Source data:
****************
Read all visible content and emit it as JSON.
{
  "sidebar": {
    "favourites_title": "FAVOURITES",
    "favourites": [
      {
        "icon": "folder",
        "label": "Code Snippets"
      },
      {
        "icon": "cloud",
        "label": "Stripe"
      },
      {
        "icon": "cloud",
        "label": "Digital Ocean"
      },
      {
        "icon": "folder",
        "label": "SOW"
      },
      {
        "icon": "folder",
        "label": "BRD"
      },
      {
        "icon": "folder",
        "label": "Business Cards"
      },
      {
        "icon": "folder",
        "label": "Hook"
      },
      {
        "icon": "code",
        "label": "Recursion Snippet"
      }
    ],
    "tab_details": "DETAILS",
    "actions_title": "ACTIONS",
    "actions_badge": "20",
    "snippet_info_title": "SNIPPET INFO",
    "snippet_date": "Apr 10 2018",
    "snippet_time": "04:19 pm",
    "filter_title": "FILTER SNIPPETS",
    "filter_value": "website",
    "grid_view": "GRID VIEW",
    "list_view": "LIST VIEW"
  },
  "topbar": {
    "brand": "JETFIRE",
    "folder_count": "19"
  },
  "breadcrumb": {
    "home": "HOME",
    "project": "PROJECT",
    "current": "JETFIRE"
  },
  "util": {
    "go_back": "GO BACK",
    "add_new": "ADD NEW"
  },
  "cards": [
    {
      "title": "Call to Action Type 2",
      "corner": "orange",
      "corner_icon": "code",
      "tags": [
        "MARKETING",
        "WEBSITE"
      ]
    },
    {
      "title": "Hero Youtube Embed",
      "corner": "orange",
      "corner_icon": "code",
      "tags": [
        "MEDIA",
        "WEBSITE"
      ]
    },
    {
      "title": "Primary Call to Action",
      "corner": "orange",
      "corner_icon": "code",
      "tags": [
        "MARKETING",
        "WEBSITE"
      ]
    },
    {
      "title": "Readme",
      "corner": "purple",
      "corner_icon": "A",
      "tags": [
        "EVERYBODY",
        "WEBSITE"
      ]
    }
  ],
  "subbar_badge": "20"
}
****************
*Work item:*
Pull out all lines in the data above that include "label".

*Result below:*
        "label": "Code Snippets"
        "label": "Stripe"
        "label": "Digital Ocean"
        "label": "SOW"
        "label": "BRD"
        "label": "Business Cards"
        "label": "Hook"
        "label": "Recursion Snippet"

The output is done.